The FriÃ°heimar greenhouse in Reykholt, Iceland; photo by Ashlyn G.
How tomatoes are grown in Iceland in a highly sustainable greenhouse
It may seem strange to see a fruit (or is it a vegetable?) Generally associated with a temperate climate growing a few kilometers south of the Arctic Circle; however, this is what happens in Iceland with tomatoes.
First of all, the answer to the above question is that tomatoes are fruits, and more specifically the berries of the Solanum lycopersicum plant. The tomato is native to Central America, but has historically been widely cultivated in temperate regions of North America, Southern Europe, North Africa, the Middle East, and Southeast Asia. Its cultivation has never been very successful in Northern Europe, mainly because the tomato plant experiences temperatures below 10C / 50F and requires a warm climate and lots of sun to ripen properly.
Tomatoes are therefore not a traditional product of Iceland; it is indeed impossible to grow them outdoors on the island; it’s just too cold. Yet the Icelanders have found an ingenious solution to eating a locally produced Mediterranean-style salad: building greenhouses. It has been since at least the 1920s that various species of edible fruits and vegetables have been cultivated in Iceland’s geothermally heated greenhouses, including tomatoes, lettuce, cucumbers, peppers and strawberries.
One of the best examples of this agricultural know-how is the FriÃ°heimar greenhouse in Reykholt, a village in southwest Iceland.
Founded by KnÃºtur Rafn Ãrmann and Helena HermundardÃ³ttir in 1995 and specializing in tomato production, FriÃ°heimar is just one of many greenhouse farms in Iceland; nevertheless, it has become particularly famous because it is one of the few open to visit all year round, as well as for its varied program of events and activities.
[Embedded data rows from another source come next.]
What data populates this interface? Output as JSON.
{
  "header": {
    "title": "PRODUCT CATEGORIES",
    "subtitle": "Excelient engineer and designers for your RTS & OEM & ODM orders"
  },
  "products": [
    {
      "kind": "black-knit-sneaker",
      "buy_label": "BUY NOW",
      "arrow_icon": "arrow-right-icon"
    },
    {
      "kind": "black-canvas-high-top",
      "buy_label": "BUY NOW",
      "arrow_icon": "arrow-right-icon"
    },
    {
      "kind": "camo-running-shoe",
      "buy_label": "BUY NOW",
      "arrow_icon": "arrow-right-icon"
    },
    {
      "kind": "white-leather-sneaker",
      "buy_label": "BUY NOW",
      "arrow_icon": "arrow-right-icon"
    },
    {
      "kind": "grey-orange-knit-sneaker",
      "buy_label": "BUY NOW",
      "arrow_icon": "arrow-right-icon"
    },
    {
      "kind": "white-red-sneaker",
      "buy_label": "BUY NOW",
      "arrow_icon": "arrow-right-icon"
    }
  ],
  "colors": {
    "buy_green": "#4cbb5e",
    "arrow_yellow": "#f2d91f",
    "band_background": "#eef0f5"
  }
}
Committed to sustainable and environmentally friendly horticulture, the farm also includes a restaurant, Icelandic horse stables and an equestrian arena.
The The FriÃ°heimar greenhouse accommodates around 10,000 tomato plants,
A red cherry tomato plant in the FriÃ°heimar greenhouse; in total, the farm produces 370 tons of tomatoes per year; photo Ãric Kilby.
A view of the farm nursery.
In FriÃ°heimar, around 10,000 plants produce around one tonne of tomatoes per day, 365 days a year, on a cultivated area of ââ4,200 square meters.
The farmhouse greenhouses and the 300mÂ² nursery are heated by hot geothermal water, which Iceland is famous for its abundance. To grow vegetables all year round, natural lighting is integrated by an artificial lighting system mainly based on high intensity discharge lamps, powered by the 42 hydroelectric and geothermal plants on the island.
The farm’s geothermal heating system. Heated by geothermal water and powered entirely by electricity from renewable energy sources, FriÃ°heimar has one of the most sustainable greenhouses in the world. Photo by Ashlen G.
Computers monitor the temperature and humidity in greenhouses and take care of the watering and fertilization schedule; photo by SheepRUs.
On the farm, computers monitor the temperature, humidity, carbon dioxide and lighting in each greenhouse; When the sunlight inside the greenhouses reaches a sufficient level, the artificial lighting is automatically turned off. The computers are also connected to an irrigation system which waters and fertilizes the crop according to a predefined schedule.
Pest control is pesticide free and based on organic methods and beneficial insects such as the predatory mirid bug Macrolophus pygmaeus. Insects, especially honey bees, are also used to help pollinate tomato flowers.
The FriÃ°heimar farm also has a restaurant specializing in tomato-based recipes (what else?) (Including Bloody Mary, of course).
The farm restaurant opens directly onto the main greenhouse; photo Pierre-Selim Huard.
The menu mainly offers cooking recipes based on tomatoes, many of which are inspired by Mediterranean cuisines, in particular Spanish and Italian; photo by Rajesh_India.
Photo CC Chapman.